Could you print every record below exactly as written?

Excerpts from an interface dataset
========
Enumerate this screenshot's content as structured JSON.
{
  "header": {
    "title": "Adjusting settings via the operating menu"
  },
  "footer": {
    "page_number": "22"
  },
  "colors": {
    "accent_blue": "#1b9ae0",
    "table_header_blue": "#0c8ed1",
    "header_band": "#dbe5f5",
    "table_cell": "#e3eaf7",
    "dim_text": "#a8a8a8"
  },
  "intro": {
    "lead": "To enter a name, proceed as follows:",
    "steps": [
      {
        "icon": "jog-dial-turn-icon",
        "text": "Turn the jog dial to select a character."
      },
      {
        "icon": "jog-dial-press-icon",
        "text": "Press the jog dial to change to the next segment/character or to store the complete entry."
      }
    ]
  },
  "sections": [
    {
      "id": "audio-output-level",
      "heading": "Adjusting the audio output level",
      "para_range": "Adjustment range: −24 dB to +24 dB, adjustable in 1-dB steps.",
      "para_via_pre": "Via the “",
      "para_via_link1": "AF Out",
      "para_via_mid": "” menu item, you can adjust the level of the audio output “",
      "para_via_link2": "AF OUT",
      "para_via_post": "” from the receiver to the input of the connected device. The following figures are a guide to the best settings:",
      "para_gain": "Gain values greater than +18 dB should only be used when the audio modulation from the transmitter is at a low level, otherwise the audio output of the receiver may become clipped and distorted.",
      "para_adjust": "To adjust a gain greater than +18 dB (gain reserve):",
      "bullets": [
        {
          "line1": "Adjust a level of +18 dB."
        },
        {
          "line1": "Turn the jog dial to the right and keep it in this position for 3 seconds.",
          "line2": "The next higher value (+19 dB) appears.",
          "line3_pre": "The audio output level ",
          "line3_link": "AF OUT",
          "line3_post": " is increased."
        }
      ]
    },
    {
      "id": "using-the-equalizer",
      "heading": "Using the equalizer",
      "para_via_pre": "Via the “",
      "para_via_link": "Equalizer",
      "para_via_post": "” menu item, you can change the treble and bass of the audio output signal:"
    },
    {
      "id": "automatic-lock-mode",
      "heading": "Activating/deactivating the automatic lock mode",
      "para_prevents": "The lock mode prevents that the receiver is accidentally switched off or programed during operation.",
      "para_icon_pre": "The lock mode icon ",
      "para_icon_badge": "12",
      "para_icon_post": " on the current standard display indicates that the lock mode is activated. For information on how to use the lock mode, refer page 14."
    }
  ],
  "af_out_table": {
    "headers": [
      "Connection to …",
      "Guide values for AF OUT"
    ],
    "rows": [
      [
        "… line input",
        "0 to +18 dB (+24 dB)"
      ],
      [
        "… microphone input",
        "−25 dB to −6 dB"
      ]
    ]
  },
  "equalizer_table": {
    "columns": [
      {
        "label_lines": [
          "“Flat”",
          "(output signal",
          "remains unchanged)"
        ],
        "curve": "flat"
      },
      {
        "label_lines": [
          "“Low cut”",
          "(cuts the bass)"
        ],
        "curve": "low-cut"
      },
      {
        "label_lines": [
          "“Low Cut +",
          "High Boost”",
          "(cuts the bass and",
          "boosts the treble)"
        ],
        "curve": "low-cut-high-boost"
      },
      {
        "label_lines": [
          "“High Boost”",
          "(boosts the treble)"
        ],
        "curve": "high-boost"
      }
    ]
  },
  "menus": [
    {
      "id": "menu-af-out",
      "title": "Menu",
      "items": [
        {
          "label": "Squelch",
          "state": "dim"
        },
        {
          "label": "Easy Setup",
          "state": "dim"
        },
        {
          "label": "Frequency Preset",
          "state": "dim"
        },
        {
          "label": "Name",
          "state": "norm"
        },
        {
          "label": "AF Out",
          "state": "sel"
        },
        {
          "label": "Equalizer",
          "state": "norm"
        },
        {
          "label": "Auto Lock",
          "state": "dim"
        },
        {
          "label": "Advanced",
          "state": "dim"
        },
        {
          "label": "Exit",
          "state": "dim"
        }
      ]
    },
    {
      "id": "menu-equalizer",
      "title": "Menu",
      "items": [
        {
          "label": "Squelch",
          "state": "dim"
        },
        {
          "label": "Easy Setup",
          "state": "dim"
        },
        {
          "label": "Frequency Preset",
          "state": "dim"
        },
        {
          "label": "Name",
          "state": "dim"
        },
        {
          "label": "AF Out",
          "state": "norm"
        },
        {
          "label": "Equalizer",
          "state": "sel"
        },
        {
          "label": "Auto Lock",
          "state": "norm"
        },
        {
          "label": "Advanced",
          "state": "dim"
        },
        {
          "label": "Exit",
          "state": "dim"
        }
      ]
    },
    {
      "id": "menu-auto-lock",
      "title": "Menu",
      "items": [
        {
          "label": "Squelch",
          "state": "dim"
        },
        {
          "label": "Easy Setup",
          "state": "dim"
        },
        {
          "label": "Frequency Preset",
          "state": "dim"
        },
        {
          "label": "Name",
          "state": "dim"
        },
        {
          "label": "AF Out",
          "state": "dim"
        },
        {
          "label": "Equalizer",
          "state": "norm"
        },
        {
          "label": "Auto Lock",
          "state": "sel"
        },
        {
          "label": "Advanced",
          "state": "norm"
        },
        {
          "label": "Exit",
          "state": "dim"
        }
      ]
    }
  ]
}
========
Task output.
Enumerate this screenshot's content as structured JSON.
{
  "header": {
    "title": "Adjusting settings via the operating menu"
  },
  "footer": {
    "page_number": "22"
  },
  "colors": {
    "accent_blue": "#1b9ae0",
    "table_header_blue": "#0c8ed1",
    "header_band": "#dbe5f5",
    "table_cell": "#e3eaf7",
    "dim_text": "#a8a8a8"
  },
  "intro": {
    "lead": "To enter a name, proceed as follows:",
    "steps": [
      {
        "icon": "jog-dial-turn-icon",
        "text": "Turn the jog dial to select a character."
      },
      {
        "icon": "jog-dial-press-icon",
        "text": "Press the jog dial to change to the next segment/character or to store the complete entry."
      }
    ]
  },
  "sections": [
    {
      "id": "audio-output-level",
      "heading": "Adjusting the audio output level",
      "para_range": "Adjustment range: −24 dB to +24 dB, adjustable in 1-dB steps.",
      "para_via_pre": "Via the “",
      "para_via_link1": "AF Out",
      "para_via_mid": "” menu item, you can adjust the level of the audio output “",
      "para_via_link2": "AF OUT",
      "para_via_post": "” from the receiver to the input of the connected device. The following figures are a guide to the best settings:",
      "para_gain": "Gain values greater than +18 dB should only be used when the audio modulation from the transmitter is at a low level, otherwise the audio output of the receiver may become clipped and distorted.",
      "para_adjust": "To adjust a gain greater than +18 dB (gain reserve):",
      "bullets": [
        {
          "line1": "Adjust a level of +18 dB."
        },
        {
          "line1": "Turn the jog dial to the right and keep it in this position for 3 seconds.",
          "line2": "The next higher value (+19 dB) appears.",
          "line3_pre": "The audio output level ",
          "line3_link": "AF OUT",
          "line3_post": " is increased."
        }
      ]
    },
    {
      "id": "using-the-equalizer",
      "heading": "Using the equalizer",
      "para_via_pre": "Via the “",
      "para_via_link": "Equalizer",
      "para_via_post": "” menu item, you can change the treble and bass of the audio output signal:"
    },
    {
      "id": "automatic-lock-mode",
      "heading": "Activating/deactivating the automatic lock mode",
      "para_prevents": "The lock mode prevents that the receiver is accidentally switched off or programed during operation.",
      "para_icon_pre": "The lock mode icon ",
      "para_icon_badge": "12",
      "para_icon_post": " on the current standard display indicates that the lock mode is activated. For information on how to use the lock mode, refer page 14."
    }
  ],
  "af_out_table": {
    "headers": [
      "Connection to …",
      "Guide values for AF OUT"
    ],
    "rows": [
      [
        "… line input",
        "0 to +18 dB (+24 dB)"
      ],
      [
        "… microphone input",
        "−25 dB to −6 dB"
      ]
    ]
  },
  "equalizer_table": {
    "columns": [
      {
        "label_lines": [
          "“Flat”",
          "(output signal",
          "remains unchanged)"
        ],
        "curve": "flat"
      },
      {
        "label_lines": [
          "“Low cut”",
          "(cuts the bass)"
        ],
        "curve": "low-cut"
      },
      {
        "label_lines": [
          "“Low Cut +",
          "High Boost”",
          "(cuts the bass and",
          "boosts the treble)"
        ],
        "curve": "low-cut-high-boost"
      },
      {
        "label_lines": [
          "“High Boost”",
          "(boosts the treble)"
        ],
        "curve": "high-boost"
      }
    ]
  },
  "menus": [
    {
      "id": "menu-af-out",
      "title": "Menu",
      "items": [
        {
          "label": "Squelch",
          "state": "dim"
        },
        {
          "label": "Easy Setup",
          "state": "dim"
        },
        {
          "label": "Frequency Preset",
          "state": "dim"
        },
        {
          "label": "Name",
          "state": "norm"
        },
        {
          "label": "AF Out",
          "state": "sel"
        },
        {
          "label": "Equalizer",
          "state": "norm"
        },
        {
          "label": "Auto Lock",
          "state": "dim"
        },
        {
          "label": "Advanced",
          "state": "dim"
        },
        {
          "label": "Exit",
          "state": "dim"
        }
      ]
    },
    {
      "id": "menu-equalizer",
      "title": "Menu",
      "items": [
        {
          "label": "Squelch",
          "state": "dim"
        },
        {
          "label": "Easy Setup",
          "state": "dim"
        },
        {
          "label": "Frequency Preset",
          "state": "dim"
        },
        {
          "label": "Name",
          "state": "dim"
        },
        {
          "label": "AF Out",
          "state": "norm"
        },
        {
          "label": "Equalizer",
          "state": "sel"
        },
        {
          "label": "Auto Lock",
          "state": "norm"
        },
        {
          "label": "Advanced",
          "state": "dim"
        },
        {
          "label": "Exit",
          "state": "dim"
        }
      ]
    },
    {
      "id": "menu-auto-lock",
      "title": "Menu",
      "items": [
        {
          "label": "Squelch",
          "state": "dim"
        },
        {
          "label": "Easy Setup",
          "state": "dim"
        },
        {
          "label": "Frequency Preset",
          "state": "dim"
        },
        {
          "label": "Name",
          "state": "dim"
        },
        {
          "label": "AF Out",
          "state": "dim"
        },
        {
          "label": "Equalizer",
          "state": "norm"
        },
        {
          "label": "Auto Lock",
          "state": "sel"
        },
        {
          "label": "Advanced",
          "state": "norm"
        },
        {
          "label": "Exit",
          "state": "dim"
        }
      ]
    }
  ]
}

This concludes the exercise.